** DATA EXCERPTS follows **

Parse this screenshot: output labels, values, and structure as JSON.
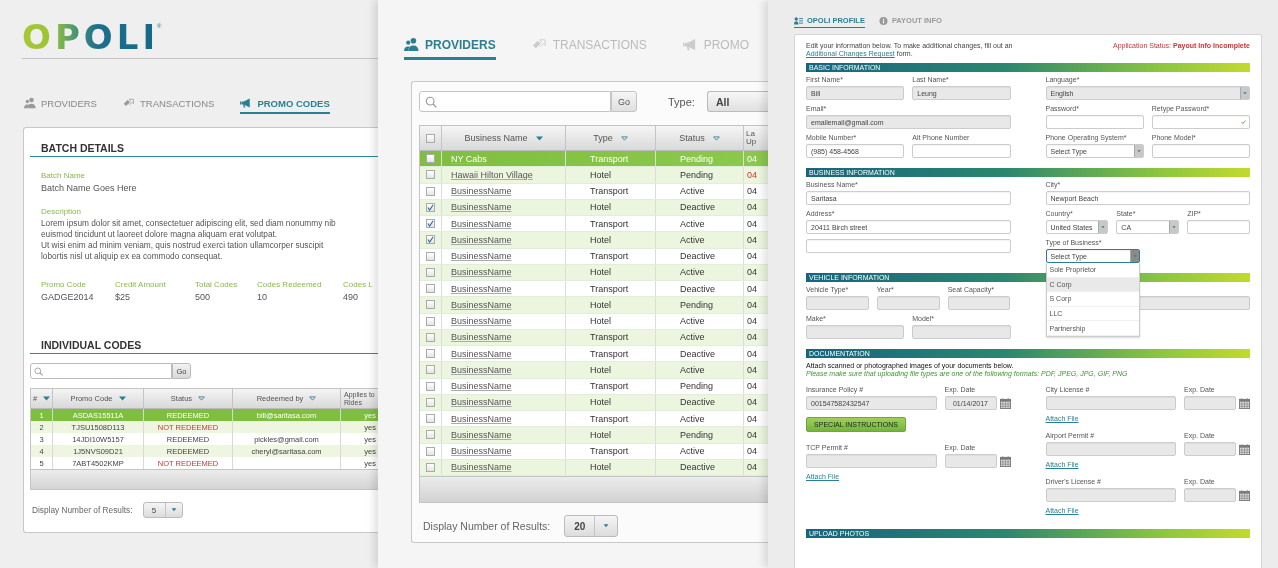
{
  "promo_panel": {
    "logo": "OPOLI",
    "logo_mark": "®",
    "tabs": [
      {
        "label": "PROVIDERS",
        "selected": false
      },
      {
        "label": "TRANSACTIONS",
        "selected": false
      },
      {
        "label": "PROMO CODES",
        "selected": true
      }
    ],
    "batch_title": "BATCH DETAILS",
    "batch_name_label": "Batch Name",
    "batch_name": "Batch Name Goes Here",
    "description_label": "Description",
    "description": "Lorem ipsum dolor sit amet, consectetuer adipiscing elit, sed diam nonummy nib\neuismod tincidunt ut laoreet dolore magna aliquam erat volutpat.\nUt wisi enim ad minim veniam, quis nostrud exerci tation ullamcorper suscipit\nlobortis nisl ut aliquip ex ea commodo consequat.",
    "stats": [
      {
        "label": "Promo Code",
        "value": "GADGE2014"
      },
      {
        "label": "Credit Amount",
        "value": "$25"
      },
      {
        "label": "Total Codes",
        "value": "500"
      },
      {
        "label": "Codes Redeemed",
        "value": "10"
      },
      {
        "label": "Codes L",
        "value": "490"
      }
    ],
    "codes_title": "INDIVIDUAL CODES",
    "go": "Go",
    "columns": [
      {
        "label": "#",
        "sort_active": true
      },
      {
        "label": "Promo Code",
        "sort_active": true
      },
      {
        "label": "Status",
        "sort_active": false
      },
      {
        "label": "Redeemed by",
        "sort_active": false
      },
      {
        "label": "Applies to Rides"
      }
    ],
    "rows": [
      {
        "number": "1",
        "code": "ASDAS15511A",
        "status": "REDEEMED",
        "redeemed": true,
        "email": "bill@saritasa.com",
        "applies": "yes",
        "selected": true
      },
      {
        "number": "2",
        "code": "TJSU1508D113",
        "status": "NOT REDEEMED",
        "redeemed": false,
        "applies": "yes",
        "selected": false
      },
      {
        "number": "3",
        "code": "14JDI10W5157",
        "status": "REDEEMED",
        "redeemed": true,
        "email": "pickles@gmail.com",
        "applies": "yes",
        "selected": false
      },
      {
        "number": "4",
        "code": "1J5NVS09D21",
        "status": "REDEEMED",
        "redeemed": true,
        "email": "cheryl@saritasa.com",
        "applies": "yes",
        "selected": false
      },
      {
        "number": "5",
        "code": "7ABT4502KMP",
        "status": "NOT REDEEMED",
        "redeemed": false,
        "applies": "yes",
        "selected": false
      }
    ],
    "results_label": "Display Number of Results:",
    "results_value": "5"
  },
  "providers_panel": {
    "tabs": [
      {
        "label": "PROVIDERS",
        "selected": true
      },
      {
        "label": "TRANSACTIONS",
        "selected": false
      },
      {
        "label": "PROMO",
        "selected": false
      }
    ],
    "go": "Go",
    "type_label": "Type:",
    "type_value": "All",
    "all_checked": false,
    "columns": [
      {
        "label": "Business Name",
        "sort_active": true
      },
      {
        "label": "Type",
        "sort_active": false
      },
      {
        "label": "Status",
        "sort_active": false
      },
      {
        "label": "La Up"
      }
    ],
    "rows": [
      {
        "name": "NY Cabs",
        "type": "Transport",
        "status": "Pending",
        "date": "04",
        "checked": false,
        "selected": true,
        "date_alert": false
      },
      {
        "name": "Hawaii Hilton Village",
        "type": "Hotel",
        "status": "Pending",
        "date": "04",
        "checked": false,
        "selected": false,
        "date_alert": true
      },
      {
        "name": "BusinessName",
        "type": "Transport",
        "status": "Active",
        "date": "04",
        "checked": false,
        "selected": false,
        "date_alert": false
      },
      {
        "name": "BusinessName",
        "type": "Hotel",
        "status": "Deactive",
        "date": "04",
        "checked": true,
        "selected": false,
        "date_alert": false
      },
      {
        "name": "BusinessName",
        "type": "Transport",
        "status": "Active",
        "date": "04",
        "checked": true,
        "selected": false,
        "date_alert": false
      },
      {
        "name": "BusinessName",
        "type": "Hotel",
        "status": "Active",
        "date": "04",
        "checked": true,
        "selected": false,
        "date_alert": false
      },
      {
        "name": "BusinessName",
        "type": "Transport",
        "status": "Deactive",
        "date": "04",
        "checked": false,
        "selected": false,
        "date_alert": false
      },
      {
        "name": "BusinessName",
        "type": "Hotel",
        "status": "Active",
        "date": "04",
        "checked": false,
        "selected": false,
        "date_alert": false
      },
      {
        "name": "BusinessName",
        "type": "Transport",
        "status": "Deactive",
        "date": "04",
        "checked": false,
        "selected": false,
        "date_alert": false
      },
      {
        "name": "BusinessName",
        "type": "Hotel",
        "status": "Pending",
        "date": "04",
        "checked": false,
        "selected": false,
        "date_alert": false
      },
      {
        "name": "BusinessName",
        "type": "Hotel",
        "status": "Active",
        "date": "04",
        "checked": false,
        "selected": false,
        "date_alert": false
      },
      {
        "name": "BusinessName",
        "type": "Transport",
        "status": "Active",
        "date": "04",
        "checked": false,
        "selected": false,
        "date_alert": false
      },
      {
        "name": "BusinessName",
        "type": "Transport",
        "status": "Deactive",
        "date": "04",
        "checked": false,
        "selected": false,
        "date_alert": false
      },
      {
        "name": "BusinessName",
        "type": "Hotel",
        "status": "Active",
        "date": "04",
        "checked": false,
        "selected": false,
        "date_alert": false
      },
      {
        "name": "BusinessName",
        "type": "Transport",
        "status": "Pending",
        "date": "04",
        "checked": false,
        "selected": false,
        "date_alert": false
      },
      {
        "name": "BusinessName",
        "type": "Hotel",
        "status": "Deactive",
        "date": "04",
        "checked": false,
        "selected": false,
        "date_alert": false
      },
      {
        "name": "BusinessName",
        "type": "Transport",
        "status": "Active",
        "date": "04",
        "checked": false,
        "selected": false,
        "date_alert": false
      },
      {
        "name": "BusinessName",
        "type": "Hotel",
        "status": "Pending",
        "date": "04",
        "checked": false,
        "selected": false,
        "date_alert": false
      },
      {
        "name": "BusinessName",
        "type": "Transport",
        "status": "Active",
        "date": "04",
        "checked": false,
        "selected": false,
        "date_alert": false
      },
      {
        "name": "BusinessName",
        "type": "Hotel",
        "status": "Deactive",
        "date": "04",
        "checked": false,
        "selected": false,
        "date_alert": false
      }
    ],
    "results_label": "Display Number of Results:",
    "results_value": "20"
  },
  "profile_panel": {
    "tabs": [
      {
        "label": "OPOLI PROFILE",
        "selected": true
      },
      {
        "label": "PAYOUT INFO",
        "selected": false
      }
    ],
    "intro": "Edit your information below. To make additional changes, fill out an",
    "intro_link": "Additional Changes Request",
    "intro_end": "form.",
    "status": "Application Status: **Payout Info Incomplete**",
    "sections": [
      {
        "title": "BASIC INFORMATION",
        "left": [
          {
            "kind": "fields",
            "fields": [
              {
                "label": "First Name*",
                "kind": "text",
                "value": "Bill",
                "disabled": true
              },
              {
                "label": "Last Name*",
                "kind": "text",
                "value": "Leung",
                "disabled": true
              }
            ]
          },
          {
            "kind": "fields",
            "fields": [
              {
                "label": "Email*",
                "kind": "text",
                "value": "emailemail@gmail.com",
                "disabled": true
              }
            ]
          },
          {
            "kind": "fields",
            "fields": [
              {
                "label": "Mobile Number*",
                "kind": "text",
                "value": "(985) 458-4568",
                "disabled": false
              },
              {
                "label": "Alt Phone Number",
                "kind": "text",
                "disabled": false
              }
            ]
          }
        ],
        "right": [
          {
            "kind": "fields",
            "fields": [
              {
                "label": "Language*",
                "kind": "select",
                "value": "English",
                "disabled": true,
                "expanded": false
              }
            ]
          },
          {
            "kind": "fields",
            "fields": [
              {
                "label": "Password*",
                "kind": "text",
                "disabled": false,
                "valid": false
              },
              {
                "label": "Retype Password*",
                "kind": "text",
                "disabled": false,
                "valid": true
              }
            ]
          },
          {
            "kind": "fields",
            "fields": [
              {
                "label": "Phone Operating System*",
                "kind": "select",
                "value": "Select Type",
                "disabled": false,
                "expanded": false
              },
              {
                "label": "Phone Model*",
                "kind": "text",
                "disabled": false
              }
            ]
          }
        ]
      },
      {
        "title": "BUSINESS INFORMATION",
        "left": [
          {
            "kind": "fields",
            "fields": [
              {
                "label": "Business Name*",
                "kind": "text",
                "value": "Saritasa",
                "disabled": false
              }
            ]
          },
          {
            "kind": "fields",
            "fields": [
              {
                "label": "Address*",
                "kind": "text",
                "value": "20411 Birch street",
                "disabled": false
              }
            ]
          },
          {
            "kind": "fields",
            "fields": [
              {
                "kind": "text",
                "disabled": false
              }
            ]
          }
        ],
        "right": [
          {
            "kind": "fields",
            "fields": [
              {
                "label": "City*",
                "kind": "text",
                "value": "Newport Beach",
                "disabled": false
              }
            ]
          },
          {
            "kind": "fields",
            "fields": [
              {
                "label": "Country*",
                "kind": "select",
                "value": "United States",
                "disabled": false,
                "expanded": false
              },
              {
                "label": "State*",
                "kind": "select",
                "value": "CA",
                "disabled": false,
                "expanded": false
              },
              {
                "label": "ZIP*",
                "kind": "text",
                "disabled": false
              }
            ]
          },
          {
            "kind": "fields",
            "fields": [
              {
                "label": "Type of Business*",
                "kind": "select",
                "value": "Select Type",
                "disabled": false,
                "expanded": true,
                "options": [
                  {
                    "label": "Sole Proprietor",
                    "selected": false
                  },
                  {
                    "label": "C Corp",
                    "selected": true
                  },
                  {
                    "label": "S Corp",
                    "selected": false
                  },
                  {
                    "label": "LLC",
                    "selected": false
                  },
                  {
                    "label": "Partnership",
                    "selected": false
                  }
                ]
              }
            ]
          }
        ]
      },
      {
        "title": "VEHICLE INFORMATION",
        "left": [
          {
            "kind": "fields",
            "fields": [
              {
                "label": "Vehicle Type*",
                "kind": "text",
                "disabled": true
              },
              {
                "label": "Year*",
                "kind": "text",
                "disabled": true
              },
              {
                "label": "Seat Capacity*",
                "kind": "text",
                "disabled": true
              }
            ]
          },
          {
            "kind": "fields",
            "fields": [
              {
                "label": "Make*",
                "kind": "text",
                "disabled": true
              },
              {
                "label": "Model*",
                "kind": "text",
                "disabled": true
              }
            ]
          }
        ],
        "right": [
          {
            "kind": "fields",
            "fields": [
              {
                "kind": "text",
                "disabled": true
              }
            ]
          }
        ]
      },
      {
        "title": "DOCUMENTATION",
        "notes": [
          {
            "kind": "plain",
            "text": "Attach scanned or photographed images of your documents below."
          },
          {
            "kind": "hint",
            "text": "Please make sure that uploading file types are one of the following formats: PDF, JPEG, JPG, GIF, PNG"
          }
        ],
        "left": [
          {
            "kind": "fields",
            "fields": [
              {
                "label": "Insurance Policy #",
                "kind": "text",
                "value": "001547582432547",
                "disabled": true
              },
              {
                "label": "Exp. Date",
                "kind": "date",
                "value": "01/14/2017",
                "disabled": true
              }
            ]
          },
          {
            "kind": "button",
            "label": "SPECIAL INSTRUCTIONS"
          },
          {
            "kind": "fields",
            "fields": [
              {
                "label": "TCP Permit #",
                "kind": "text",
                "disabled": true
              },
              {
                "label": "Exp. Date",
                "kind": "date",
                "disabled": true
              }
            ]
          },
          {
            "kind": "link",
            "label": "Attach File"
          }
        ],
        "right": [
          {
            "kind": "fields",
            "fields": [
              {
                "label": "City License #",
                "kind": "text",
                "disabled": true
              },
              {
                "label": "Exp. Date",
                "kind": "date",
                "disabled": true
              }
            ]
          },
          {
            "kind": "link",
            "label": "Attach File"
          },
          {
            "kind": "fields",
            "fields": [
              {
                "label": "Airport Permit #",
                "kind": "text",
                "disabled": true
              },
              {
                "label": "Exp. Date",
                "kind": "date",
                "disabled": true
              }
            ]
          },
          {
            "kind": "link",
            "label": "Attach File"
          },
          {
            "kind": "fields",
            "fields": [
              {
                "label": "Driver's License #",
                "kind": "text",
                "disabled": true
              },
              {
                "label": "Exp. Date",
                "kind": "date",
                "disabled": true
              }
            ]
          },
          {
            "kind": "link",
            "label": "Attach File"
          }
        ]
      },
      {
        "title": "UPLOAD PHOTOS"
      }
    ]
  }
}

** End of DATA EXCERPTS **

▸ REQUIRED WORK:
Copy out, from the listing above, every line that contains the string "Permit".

▸ ANSWER FOR THIS EXERCISE:
                "label": "TCP Permit #",
                "label": "Airport Permit #",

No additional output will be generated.